▸ **PROBLEM DESCRIPTION**: Word for word, print the entries that follow.

▸ **DATA FOR ANALYSIS**:
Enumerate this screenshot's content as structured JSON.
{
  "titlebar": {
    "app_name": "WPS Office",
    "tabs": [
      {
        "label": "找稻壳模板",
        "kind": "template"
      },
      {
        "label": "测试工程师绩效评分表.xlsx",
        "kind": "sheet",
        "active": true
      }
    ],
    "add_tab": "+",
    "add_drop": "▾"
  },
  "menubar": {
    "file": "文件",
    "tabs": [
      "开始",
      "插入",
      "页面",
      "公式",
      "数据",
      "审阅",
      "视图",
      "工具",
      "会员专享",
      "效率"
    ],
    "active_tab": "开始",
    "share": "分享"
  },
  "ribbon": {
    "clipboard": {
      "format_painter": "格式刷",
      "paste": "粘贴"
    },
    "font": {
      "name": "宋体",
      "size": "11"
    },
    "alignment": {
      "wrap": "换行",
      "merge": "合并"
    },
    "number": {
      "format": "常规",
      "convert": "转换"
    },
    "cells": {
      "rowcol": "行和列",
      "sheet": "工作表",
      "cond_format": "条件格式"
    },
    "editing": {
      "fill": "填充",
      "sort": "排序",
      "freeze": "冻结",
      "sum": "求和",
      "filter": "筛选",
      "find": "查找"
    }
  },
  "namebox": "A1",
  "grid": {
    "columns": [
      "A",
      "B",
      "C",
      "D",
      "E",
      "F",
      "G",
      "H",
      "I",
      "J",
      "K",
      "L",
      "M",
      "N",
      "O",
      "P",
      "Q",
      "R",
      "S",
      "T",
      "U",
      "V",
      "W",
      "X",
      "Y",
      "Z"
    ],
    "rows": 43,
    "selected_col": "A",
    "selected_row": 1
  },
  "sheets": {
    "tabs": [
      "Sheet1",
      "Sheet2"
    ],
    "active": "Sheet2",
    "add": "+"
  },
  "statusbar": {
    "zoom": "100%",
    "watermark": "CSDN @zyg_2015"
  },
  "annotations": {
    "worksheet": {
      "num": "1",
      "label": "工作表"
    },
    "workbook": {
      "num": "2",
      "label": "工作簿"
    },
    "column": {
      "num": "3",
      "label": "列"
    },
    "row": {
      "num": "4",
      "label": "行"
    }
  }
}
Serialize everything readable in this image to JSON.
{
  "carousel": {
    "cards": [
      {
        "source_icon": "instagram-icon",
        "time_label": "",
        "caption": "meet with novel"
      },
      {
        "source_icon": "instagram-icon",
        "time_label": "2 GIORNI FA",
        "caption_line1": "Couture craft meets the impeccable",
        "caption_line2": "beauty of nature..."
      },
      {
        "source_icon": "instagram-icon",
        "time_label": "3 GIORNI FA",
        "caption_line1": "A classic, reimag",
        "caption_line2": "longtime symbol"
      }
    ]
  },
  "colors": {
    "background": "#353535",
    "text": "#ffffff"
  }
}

▸ **EXERCISE ANSWER**:
Enumerate this screenshot's content as structured JSON.
{
  "titlebar": {
    "app_name": "WPS Office",
    "tabs": [
      {
        "label": "找稻壳模板",
        "kind": "template"
      },
      {
        "label": "测试工程师绩效评分表.xlsx",
        "kind": "sheet",
        "active": true
      }
    ],
    "add_tab": "+",
    "add_drop": "▾"
  },
  "menubar": {
    "file": "文件",
    "tabs": [
      "开始",
      "插入",
      "页面",
      "公式",
      "数据",
      "审阅",
      "视图",
      "工具",
      "会员专享",
      "效率"
    ],
    "active_tab": "开始",
    "share": "分享"
  },
  "ribbon": {
    "clipboard": {
      "format_painter": "格式刷",
      "paste": "粘贴"
    },
    "font": {
      "name": "宋体",
      "size": "11"
    },
    "alignment": {
      "wrap": "换行",
      "merge": "合并"
    },
    "number": {
      "format": "常规",
      "convert": "转换"
    },
    "cells": {
      "rowcol": "行和列",
      "sheet": "工作表",
      "cond_format": "条件格式"
    },
    "editing": {
      "fill": "填充",
      "sort": "排序",
      "freeze": "冻结",
      "sum": "求和",
      "filter": "筛选",
      "find": "查找"
    }
  },
  "namebox": "A1",
  "grid": {
    "columns": [
      "A",
      "B",
      "C",
      "D",
      "E",
      "F",
      "G",
      "H",
      "I",
      "J",
      "K",
      "L",
      "M",
      "N",
      "O",
      "P",
      "Q",
      "R",
      "S",
      "T",
      "U",
      "V",
      "W",
      "X",
      "Y",
      "Z"
    ],
    "rows": 43,
    "selected_col": "A",
    "selected_row": 1
  },
  "sheets": {
    "tabs": [
      "Sheet1",
      "Sheet2"
    ],
    "active": "Sheet2",
    "add": "+"
  },
  "statusbar": {
    "zoom": "100%",
    "watermark": "CSDN @zyg_2015"
  },
  "annotations": {
    "worksheet": {
      "num": "1",
      "label": "工作表"
    },
    "workbook": {
      "num": "2",
      "label": "工作簿"
    },
    "column": {
      "num": "3",
      "label": "列"
    },
    "row": {
      "num": "4",
      "label": "行"
    }
  }
}
Serialize everything readable in this image to JSON.
{
  "carousel": {
    "cards": [
      {
        "source_icon": "instagram-icon",
        "time_label": "",
        "caption": "meet with novel"
      },
      {
        "source_icon": "instagram-icon",
        "time_label": "2 GIORNI FA",
        "caption_line1": "Couture craft meets the impeccable",
        "caption_line2": "beauty of nature..."
      },
      {
        "source_icon": "instagram-icon",
        "time_label": "3 GIORNI FA",
        "caption_line1": "A classic, reimag",
        "caption_line2": "longtime symbol"
      }
    ]
  },
  "colors": {
    "background": "#353535",
    "text": "#ffffff"
  }
}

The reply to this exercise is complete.